What Happens When You Prune a Fruit Tree That Is Bearing Fruit?

Jan - 20

What Happens When You Prune a Fruit Tree That Is Bearing Fruit?

When a tree is bearing fruit, then your instinct might be that pruning is harmful. In the right conditions, however, pruning in the middle of fruit-bearing is the right decision to make. Knowing what happens when you prune a fruit tree is critical to knowing whether you’re helping or damaging your tree.

Restoring from Neglect

A fruit tree that has been neglected requires pruning. Otherwise, its branches are not shaped for healthier growth or effortless picking. Neglected trees need one of three basic pruning choices: dump the branches to allow better air circulation and sun, pruning back to decrease height and competitive pruning to remove all but the main branches. If you’re pruning simply to enhance air circulation, remove dead and diseased branches first. These branches are unlikely to have fruit that’s healthful, so they are not just easy to identify in summertime, but their elimination also considerably improves the health of the tree using minimal potential harm when removed during growth season. The consequence of their elimination is fitter airflow and thus, much healthier fruit. If you’re trying to decrease height, do so over a period of 3 years to avoid too much pruning in 1 season. This type of pruning can be done during early spring to minimize potential problems with the cut regions of the tree. Aggressive pruning can be done when the tree is bearing fruit, but might not be effective in most species if finished in 1 season. Stone fruits which are more mature, like peaches, nectarines and cherries, might not develop buds through the thicker bark over the lower part of this tree. In this case, replacing is a better choice than pruning during the growing season.

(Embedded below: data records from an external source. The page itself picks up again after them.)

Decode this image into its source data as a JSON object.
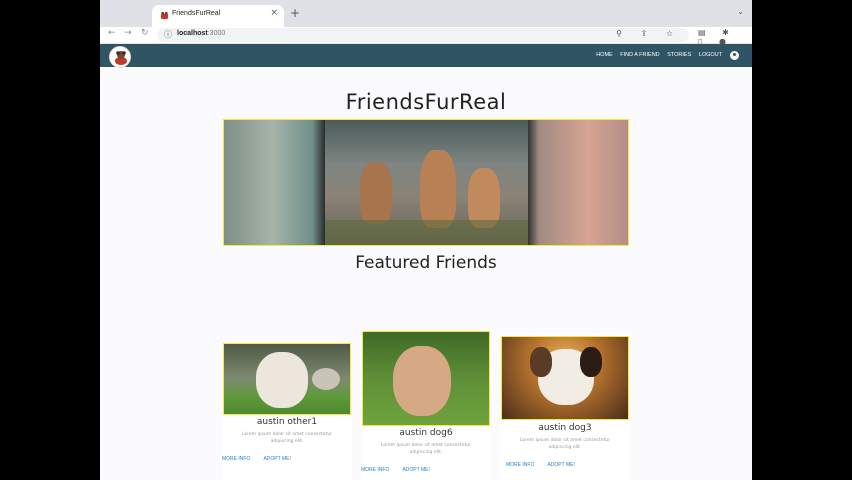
{
  "browser": {
    "tab_title": "FriendsFurReal",
    "tab_close": "×",
    "new_tab": "+",
    "tab_menu": "⌄",
    "back": "←",
    "forward": "→",
    "reload": "↻",
    "info_icon": "ⓘ",
    "url_host": "localhost",
    "url_port": ":3000",
    "omni_icons": "⚲ ⇪ ☆",
    "toolbar_icons": "▤ ✱ ▯ ● ⋮"
  },
  "nav": {
    "links": [
      "HOME",
      "FIND A FRIEND",
      "STORIES",
      "LOGOUT"
    ]
  },
  "page": {
    "title": "FriendsFurReal",
    "featured_heading": "Featured Friends"
  },
  "cards": [
    {
      "name": "austin other1",
      "desc": "Lorem ipsum dolor sit amet consectetur adipiscing elit.",
      "more": "MORE INFO",
      "adopt": "ADOPT ME!"
    },
    {
      "name": "austin dog6",
      "desc": "Lorem ipsum dolor sit amet consectetur adipiscing elit.",
      "more": "MORE INFO",
      "adopt": "ADOPT ME!"
    },
    {
      "name": "austin dog3",
      "desc": "Lorem ipsum dolor sit amet consectetur adipiscing elit.",
      "more": "MORE INFO",
      "adopt": "ADOPT ME!"
    }
  ],
  "colors": {
    "navbar": "#2f5565",
    "accent_border": "#f0ec3c",
    "link": "#2a7fc6"
  }
}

If a tree was neglected or badly pruned in the previous season, it places out more fruit than it can support, and that means you must thin the fruit to avoid broken branches and encourage healthy growth of the remaining fruit. Some species drop their fruit to naturally thin out the harvest, like citrus, figs and cherries. For those fruit trees which do not, like persimmons, all stone fruits along with all Asian pear species, thin rear the harvest once the fruit is small. Thinning in this situation means to get rid of overabundant fruit, and that means you prune just the fruit and its own stem from the branch. It does not mean to cut the branches back back to where they originate as you do when training a young fruit tree.


If you prune fruit, then timing is critical. If you do it too late, the remaining fruit might not benefit enough, staying little. If you thin too early, the stone fruits might split their pits, defeating the intent of thinning out the harvest. The University of California School of Agriculture and Natural Resources suggests thinning when fruit is less than an inch in diameter, typically in April to early May. This reduces the potential for limb damage and makes sure that the remaining fruit grows larger.


Pruning whilst fruit is about the branch opens the fruit into several potentially harmful conditions. It eliminates leaves, which aids the fruit tree create its harvest, slows the ripening of the fruit and exposes the tree into the potential of sunburn. Whitewash the newly exposed limbs, or even utilize a mix of equal parts white latex paint and water to protect against sunburn. An open ended is appealing to insects and fungal spores, so prune if the weather is warm. Prune large limbs in the first weeks of April, recommends the University of California. This timing allows open wounds to heal quickly, which reduces the potential for wounds to decay or decay. They also recommend against using sealants to seal cuts created when pruning. Rather, leave the cuts open to the air to dry naturally.

See related